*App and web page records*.
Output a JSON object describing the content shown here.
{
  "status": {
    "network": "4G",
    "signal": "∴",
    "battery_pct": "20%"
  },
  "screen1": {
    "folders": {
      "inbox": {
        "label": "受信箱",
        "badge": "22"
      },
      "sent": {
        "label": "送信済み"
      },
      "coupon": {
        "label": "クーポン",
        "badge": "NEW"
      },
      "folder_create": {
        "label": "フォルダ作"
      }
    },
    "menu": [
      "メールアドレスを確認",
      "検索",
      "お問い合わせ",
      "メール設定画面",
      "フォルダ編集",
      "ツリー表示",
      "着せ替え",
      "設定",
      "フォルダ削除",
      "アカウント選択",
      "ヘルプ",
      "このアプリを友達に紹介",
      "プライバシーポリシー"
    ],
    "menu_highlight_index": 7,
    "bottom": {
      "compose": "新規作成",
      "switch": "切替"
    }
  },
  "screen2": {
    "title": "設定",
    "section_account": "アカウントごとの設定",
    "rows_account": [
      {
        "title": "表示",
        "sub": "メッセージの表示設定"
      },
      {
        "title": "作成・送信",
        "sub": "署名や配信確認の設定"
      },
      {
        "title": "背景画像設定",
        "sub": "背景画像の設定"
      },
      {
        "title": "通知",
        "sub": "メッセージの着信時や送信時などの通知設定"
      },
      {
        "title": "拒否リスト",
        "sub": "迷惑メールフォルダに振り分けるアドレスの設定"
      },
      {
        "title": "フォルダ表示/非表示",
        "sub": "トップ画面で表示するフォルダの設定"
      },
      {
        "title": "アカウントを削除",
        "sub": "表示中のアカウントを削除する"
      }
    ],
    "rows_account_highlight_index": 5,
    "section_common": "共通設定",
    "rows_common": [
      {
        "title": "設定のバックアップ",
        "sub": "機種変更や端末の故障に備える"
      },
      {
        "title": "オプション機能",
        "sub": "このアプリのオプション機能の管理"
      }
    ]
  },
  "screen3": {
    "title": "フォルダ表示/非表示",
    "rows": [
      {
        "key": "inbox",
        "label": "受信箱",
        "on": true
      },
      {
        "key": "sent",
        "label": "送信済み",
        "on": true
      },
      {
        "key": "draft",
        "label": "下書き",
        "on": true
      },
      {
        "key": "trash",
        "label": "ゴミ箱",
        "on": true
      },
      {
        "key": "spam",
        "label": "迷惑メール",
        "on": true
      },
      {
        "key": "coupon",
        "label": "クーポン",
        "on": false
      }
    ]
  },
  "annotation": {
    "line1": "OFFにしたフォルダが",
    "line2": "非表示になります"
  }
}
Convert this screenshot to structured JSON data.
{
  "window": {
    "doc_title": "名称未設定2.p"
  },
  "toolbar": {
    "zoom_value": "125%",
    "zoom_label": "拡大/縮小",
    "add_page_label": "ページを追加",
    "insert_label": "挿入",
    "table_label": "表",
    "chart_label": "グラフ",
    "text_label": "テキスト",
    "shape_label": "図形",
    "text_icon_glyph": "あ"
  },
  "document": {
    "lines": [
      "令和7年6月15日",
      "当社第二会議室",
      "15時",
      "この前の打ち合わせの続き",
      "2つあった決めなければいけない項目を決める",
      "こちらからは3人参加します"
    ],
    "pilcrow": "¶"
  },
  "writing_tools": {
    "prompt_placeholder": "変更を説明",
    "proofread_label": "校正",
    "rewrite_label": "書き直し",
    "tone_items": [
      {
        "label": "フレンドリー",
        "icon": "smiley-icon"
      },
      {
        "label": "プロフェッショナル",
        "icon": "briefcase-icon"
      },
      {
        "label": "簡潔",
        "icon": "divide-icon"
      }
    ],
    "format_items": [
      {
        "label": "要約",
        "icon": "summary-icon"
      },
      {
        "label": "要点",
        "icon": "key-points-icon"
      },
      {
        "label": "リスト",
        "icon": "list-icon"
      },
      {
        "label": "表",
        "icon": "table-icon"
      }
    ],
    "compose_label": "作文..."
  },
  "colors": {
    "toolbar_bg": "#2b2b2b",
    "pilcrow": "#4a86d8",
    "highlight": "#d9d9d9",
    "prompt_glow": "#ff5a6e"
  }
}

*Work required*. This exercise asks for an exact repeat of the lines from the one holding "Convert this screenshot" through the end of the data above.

*Task answer*.
Convert this screenshot to structured JSON data.
{
  "window": {
    "doc_title": "名称未設定2.p"
  },
  "toolbar": {
    "zoom_value": "125%",
    "zoom_label": "拡大/縮小",
    "add_page_label": "ページを追加",
    "insert_label": "挿入",
    "table_label": "表",
    "chart_label": "グラフ",
    "text_label": "テキスト",
    "shape_label": "図形",
    "text_icon_glyph": "あ"
  },
  "document": {
    "lines": [
      "令和7年6月15日",
      "当社第二会議室",
      "15時",
      "この前の打ち合わせの続き",
      "2つあった決めなければいけない項目を決める",
      "こちらからは3人参加します"
    ],
    "pilcrow": "¶"
  },
  "writing_tools": {
    "prompt_placeholder": "変更を説明",
    "proofread_label": "校正",
    "rewrite_label": "書き直し",
    "tone_items": [
      {
        "label": "フレンドリー",
        "icon": "smiley-icon"
      },
      {
        "label": "プロフェッショナル",
        "icon": "briefcase-icon"
      },
      {
        "label": "簡潔",
        "icon": "divide-icon"
      }
    ],
    "format_items": [
      {
        "label": "要約",
        "icon": "summary-icon"
      },
      {
        "label": "要点",
        "icon": "key-points-icon"
      },
      {
        "label": "リスト",
        "icon": "list-icon"
      },
      {
        "label": "表",
        "icon": "table-icon"
      }
    ],
    "compose_label": "作文..."
  },
  "colors": {
    "toolbar_bg": "#2b2b2b",
    "pilcrow": "#4a86d8",
    "highlight": "#d9d9d9",
    "prompt_glow": "#ff5a6e"
  }
}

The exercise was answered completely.